> _Problem details_: For the word "JSON", find each line in the entries where it occurs and copy that line.

> _Data records_:
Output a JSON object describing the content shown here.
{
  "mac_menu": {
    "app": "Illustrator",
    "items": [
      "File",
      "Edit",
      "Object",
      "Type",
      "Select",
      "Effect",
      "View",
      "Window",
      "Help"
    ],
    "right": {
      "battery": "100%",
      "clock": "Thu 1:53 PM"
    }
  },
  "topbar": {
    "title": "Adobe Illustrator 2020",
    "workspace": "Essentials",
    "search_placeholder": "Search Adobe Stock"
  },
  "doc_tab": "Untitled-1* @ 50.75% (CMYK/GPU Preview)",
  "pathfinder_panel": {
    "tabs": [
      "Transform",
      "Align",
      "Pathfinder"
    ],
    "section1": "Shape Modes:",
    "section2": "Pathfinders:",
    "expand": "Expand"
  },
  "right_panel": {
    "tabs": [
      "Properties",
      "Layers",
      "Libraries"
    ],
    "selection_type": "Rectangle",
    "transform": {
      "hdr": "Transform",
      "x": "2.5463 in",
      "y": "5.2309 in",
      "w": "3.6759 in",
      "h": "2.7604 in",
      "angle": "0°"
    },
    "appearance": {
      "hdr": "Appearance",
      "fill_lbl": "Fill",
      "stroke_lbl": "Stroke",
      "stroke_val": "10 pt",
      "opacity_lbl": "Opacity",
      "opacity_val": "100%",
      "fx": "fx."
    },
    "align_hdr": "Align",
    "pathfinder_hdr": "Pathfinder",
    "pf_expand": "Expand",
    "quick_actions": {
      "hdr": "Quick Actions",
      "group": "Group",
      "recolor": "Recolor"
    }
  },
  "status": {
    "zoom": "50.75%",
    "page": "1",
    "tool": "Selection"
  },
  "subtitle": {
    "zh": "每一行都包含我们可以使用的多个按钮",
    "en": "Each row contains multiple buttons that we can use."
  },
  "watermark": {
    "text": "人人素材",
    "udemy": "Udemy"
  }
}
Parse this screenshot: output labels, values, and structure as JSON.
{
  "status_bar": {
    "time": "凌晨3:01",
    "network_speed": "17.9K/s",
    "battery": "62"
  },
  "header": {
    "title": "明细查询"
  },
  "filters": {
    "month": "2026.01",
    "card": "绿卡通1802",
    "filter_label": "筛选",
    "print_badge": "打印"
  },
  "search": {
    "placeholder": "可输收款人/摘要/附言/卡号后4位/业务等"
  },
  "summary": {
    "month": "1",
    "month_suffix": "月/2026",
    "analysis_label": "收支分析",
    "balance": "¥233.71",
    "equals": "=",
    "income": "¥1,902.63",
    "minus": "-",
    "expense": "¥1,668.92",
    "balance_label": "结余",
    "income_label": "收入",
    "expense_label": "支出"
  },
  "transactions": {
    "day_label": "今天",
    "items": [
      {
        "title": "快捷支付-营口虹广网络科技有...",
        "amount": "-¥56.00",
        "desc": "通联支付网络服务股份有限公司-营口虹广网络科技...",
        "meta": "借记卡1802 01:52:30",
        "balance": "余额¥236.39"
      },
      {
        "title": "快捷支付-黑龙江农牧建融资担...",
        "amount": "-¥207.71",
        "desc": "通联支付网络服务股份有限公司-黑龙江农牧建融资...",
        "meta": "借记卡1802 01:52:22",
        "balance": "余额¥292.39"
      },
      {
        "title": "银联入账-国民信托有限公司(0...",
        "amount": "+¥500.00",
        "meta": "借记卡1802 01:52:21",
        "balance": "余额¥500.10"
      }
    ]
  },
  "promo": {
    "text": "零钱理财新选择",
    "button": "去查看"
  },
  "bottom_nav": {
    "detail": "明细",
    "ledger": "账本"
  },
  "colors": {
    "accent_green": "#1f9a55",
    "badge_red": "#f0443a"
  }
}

> _Solution for this task_:
Output a JSON object describing the content shown here.
Parse this screenshot: output labels, values, and structure as JSON.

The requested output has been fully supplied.